> **WHAT YOU WILL DO**: Search the material below for the string "icon" and list each line that holds it.

> **MATERIAL SHOWN**:
▬▬▬
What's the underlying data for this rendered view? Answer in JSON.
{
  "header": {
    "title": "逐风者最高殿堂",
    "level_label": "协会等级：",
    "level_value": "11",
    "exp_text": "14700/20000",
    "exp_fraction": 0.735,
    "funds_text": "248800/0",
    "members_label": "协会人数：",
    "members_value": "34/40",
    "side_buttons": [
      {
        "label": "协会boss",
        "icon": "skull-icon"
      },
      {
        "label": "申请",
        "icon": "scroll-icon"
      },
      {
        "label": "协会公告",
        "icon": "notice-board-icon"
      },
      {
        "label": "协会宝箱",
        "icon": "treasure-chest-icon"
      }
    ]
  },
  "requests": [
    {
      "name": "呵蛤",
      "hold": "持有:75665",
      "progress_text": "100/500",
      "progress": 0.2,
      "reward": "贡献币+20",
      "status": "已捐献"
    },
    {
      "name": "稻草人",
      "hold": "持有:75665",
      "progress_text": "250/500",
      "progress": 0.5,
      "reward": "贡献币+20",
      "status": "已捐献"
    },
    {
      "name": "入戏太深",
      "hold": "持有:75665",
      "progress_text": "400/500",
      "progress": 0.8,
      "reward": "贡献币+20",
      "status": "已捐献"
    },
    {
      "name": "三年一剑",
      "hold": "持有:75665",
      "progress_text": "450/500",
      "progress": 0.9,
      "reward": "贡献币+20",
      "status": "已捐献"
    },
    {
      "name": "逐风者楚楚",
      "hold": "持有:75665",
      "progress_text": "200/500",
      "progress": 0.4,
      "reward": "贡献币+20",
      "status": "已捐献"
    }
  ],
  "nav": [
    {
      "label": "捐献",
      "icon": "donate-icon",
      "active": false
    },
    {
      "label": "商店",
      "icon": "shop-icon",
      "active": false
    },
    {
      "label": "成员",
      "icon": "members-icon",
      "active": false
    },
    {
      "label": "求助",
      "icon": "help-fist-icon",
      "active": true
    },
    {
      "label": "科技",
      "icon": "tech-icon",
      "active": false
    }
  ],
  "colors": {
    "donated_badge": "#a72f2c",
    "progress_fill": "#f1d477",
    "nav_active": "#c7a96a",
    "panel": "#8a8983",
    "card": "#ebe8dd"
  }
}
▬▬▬
> **OUTPUT BELOW**:
        "icon": "skull-icon"
        "icon": "scroll-icon"
        "icon": "notice-board-icon"
        "icon": "treasure-chest-icon"
      "icon": "donate-icon",
      "icon": "shop-icon",
      "icon": "members-icon",
      "icon": "help-fist-icon",
      "icon": "tech-icon",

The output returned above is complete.